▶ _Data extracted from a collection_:
☆ ☆ ☆ ☆ ☆ ☆ ☆
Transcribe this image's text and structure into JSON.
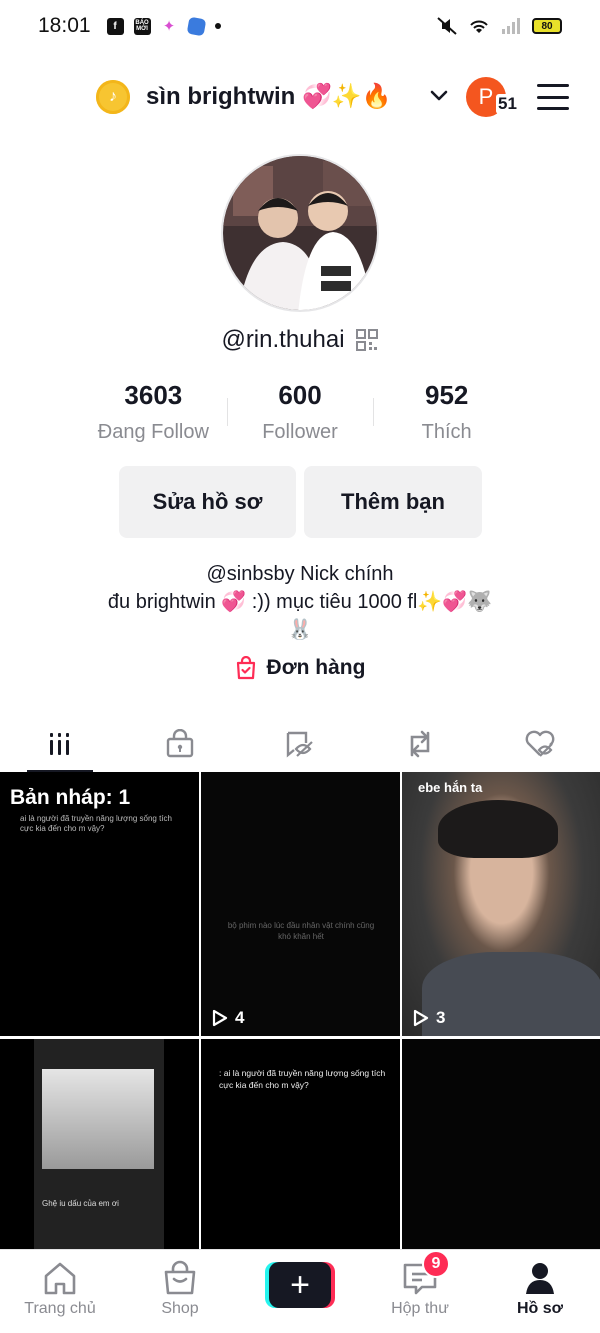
{
  "status_bar": {
    "time": "18:01",
    "battery": "80",
    "app_icons": [
      "facebook-icon",
      "baomoi-icon",
      "gem-icon",
      "cube-icon",
      "dot-icon"
    ],
    "baomoi_label": "BÁO MỚI"
  },
  "header": {
    "username": "sìn brightwin 💞✨🔥",
    "account_initial": "P",
    "notification_count": "51"
  },
  "profile": {
    "handle": "@rin.thuhai",
    "stats": [
      {
        "value": "3603",
        "label": "Đang Follow"
      },
      {
        "value": "600",
        "label": "Follower"
      },
      {
        "value": "952",
        "label": "Thích"
      }
    ],
    "edit_label": "Sửa hồ sơ",
    "add_friend_label": "Thêm bạn",
    "bio_line1": "@sinbsby Nick chính",
    "bio_line2": "đu  brightwin 💞 :)) mục tiêu  1000 fl✨💞🐺",
    "bio_line3": "🐰",
    "orders_label": "Đơn hàng"
  },
  "tabs": [
    "videos-tab",
    "private-tab",
    "hidden-tab",
    "repost-tab",
    "liked-tab"
  ],
  "grid": {
    "draft_label": "Bản nháp: 1",
    "draft_sub": "ai là người đã truyền năng lượng sống tích cực kia đến cho m vậy?",
    "cell2_caption": "bộ phim nào lúc đầu nhân vật chính cũng khó khăn hết",
    "cell2_views": "4",
    "cell3_overlay": "ebe hắn ta",
    "cell3_views": "3",
    "cell4_song": "Ghệ iu dấu của em ơi",
    "cell5_caption": ": ai là người đã truyền năng lượng\nsống tích cực kia đến cho m vậy?"
  },
  "bottom_nav": {
    "home": "Trang chủ",
    "shop": "Shop",
    "inbox": "Hộp thư",
    "inbox_badge": "9",
    "profile": "Hồ sơ"
  },
  "colors": {
    "accent_red": "#fe2c55",
    "accent_cyan": "#25f4ee",
    "text_primary": "#161823",
    "text_secondary": "#8a8b91"
  }
}
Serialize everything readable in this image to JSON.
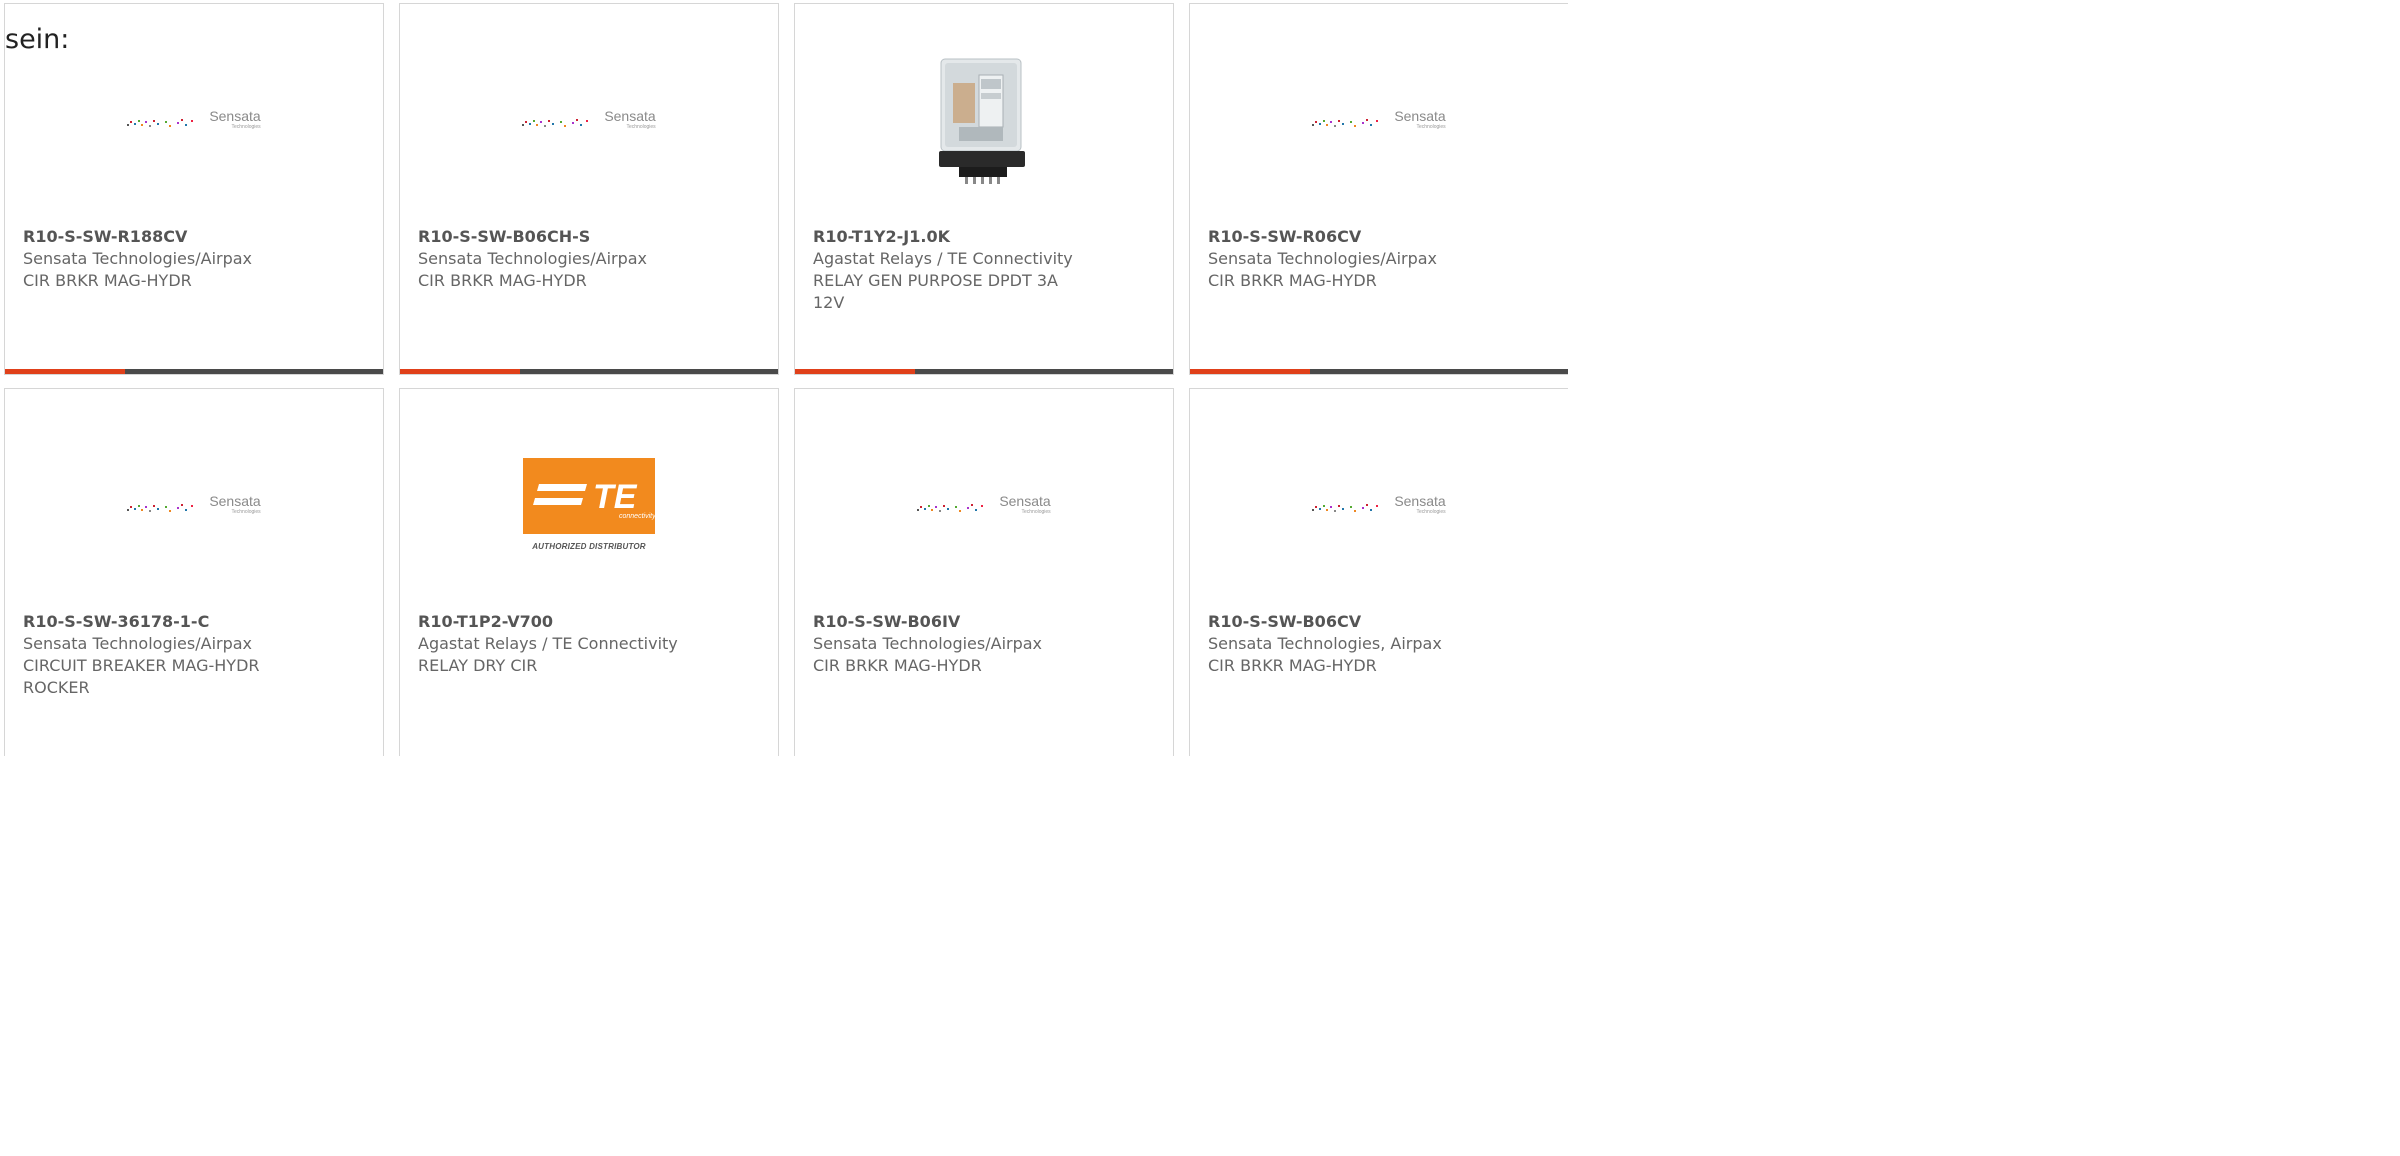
{
  "prefix_text": "sein:",
  "colors": {
    "accent_bar": "#e0401a",
    "bar": "#4a4a4a",
    "te_orange": "#f28a1e"
  },
  "cards": [
    {
      "part_number": "R10-S-SW-R188CV",
      "manufacturer": "Sensata Technologies/Airpax",
      "description": "CIR BRKR MAG-HYDR",
      "image": "sensata-logo",
      "logo_text": "Sensata",
      "logo_subtext": "Technologies"
    },
    {
      "part_number": "R10-S-SW-B06CH-S",
      "manufacturer": "Sensata Technologies/Airpax",
      "description": "CIR BRKR MAG-HYDR",
      "image": "sensata-logo",
      "logo_text": "Sensata",
      "logo_subtext": "Technologies"
    },
    {
      "part_number": "R10-T1Y2-J1.0K",
      "manufacturer": "Agastat Relays / TE Connectivity",
      "description": "RELAY GEN PURPOSE DPDT 3A 12V",
      "image": "relay-photo"
    },
    {
      "part_number": "R10-S-SW-R06CV",
      "manufacturer": "Sensata Technologies/Airpax",
      "description": "CIR BRKR MAG-HYDR",
      "image": "sensata-logo",
      "logo_text": "Sensata",
      "logo_subtext": "Technologies"
    },
    {
      "part_number": "R10-S-SW-36178-1-C",
      "manufacturer": "Sensata Technologies/Airpax",
      "description": "CIRCUIT BREAKER MAG-HYDR ROCKER",
      "image": "sensata-logo",
      "logo_text": "Sensata",
      "logo_subtext": "Technologies"
    },
    {
      "part_number": "R10-T1P2-V700",
      "manufacturer": "Agastat Relays / TE Connectivity",
      "description": "RELAY DRY CIR",
      "image": "te-logo",
      "logo_text": "TE",
      "logo_subtext": "connectivity",
      "logo_caption": "AUTHORIZED DISTRIBUTOR"
    },
    {
      "part_number": "R10-S-SW-B06IV",
      "manufacturer": "Sensata Technologies/Airpax",
      "description": "CIR BRKR MAG-HYDR",
      "image": "sensata-logo",
      "logo_text": "Sensata",
      "logo_subtext": "Technologies"
    },
    {
      "part_number": "R10-S-SW-B06CV",
      "manufacturer": "Sensata Technologies, Airpax",
      "description": "CIR BRKR MAG-HYDR",
      "image": "sensata-logo",
      "logo_text": "Sensata",
      "logo_subtext": "Technologies"
    }
  ]
}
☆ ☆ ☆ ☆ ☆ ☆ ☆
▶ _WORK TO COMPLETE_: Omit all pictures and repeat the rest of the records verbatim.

▶ _RESPONSE BOX_:
Transcribe this image's text and structure into JSON.
{
  "status_bar": {
    "time": "18:01",
    "battery": "80",
    "app_icons": [
      "facebook-icon",
      "baomoi-icon",
      "gem-icon",
      "cube-icon",
      "dot-icon"
    ],
    "baomoi_label": "BÁO MỚI"
  },
  "header": {
    "username": "sìn brightwin 💞✨🔥",
    "account_initial": "P",
    "notification_count": "51"
  },
  "profile": {
    "handle": "@rin.thuhai",
    "stats": [
      {
        "value": "3603",
        "label": "Đang Follow"
      },
      {
        "value": "600",
        "label": "Follower"
      },
      {
        "value": "952",
        "label": "Thích"
      }
    ],
    "edit_label": "Sửa hồ sơ",
    "add_friend_label": "Thêm bạn",
    "bio_line1": "@sinbsby Nick chính",
    "bio_line2": "đu  brightwin 💞 :)) mục tiêu  1000 fl✨💞🐺",
    "bio_line3": "🐰",
    "orders_label": "Đơn hàng"
  },
  "tabs": [
    "videos-tab",
    "private-tab",
    "hidden-tab",
    "repost-tab",
    "liked-tab"
  ],
  "grid": {
    "draft_label": "Bản nháp: 1",
    "draft_sub": "ai là người đã truyền năng lượng sống tích cực kia đến cho m vậy?",
    "cell2_caption": "bộ phim nào lúc đầu nhân vật chính cũng khó khăn hết",
    "cell2_views": "4",
    "cell3_overlay": "ebe hắn ta",
    "cell3_views": "3",
    "cell4_song": "Ghệ iu dấu của em ơi",
    "cell5_caption": ": ai là người đã truyền năng lượng\nsống tích cực kia đến cho m vậy?"
  },
  "bottom_nav": {
    "home": "Trang chủ",
    "shop": "Shop",
    "inbox": "Hộp thư",
    "inbox_badge": "9",
    "profile": "Hồ sơ"
  },
  "colors": {
    "accent_red": "#fe2c55",
    "accent_cyan": "#25f4ee",
    "text_primary": "#161823",
    "text_secondary": "#8a8b91"
  }
}
Serialize everything readable in this image to JSON.
{
  "prefix_text": "sein:",
  "colors": {
    "accent_bar": "#e0401a",
    "bar": "#4a4a4a",
    "te_orange": "#f28a1e"
  },
  "cards": [
    {
      "part_number": "R10-S-SW-R188CV",
      "manufacturer": "Sensata Technologies/Airpax",
      "description": "CIR BRKR MAG-HYDR",
      "image": "sensata-logo",
      "logo_text": "Sensata",
      "logo_subtext": "Technologies"
    },
    {
      "part_number": "R10-S-SW-B06CH-S",
      "manufacturer": "Sensata Technologies/Airpax",
      "description": "CIR BRKR MAG-HYDR",
      "image": "sensata-logo",
      "logo_text": "Sensata",
      "logo_subtext": "Technologies"
    },
    {
      "part_number": "R10-T1Y2-J1.0K",
      "manufacturer": "Agastat Relays / TE Connectivity",
      "description": "RELAY GEN PURPOSE DPDT 3A 12V",
      "image": "relay-photo"
    },
    {
      "part_number": "R10-S-SW-R06CV",
      "manufacturer": "Sensata Technologies/Airpax",
      "description": "CIR BRKR MAG-HYDR",
      "image": "sensata-logo",
      "logo_text": "Sensata",
      "logo_subtext": "Technologies"
    },
    {
      "part_number": "R10-S-SW-36178-1-C",
      "manufacturer": "Sensata Technologies/Airpax",
      "description": "CIRCUIT BREAKER MAG-HYDR ROCKER",
      "image": "sensata-logo",
      "logo_text": "Sensata",
      "logo_subtext": "Technologies"
    },
    {
      "part_number": "R10-T1P2-V700",
      "manufacturer": "Agastat Relays / TE Connectivity",
      "description": "RELAY DRY CIR",
      "image": "te-logo",
      "logo_text": "TE",
      "logo_subtext": "connectivity",
      "logo_caption": "AUTHORIZED DISTRIBUTOR"
    },
    {
      "part_number": "R10-S-SW-B06IV",
      "manufacturer": "Sensata Technologies/Airpax",
      "description": "CIR BRKR MAG-HYDR",
      "image": "sensata-logo",
      "logo_text": "Sensata",
      "logo_subtext": "Technologies"
    },
    {
      "part_number": "R10-S-SW-B06CV",
      "manufacturer": "Sensata Technologies, Airpax",
      "description": "CIR BRKR MAG-HYDR",
      "image": "sensata-logo",
      "logo_text": "Sensata",
      "logo_subtext": "Technologies"
    }
  ]
}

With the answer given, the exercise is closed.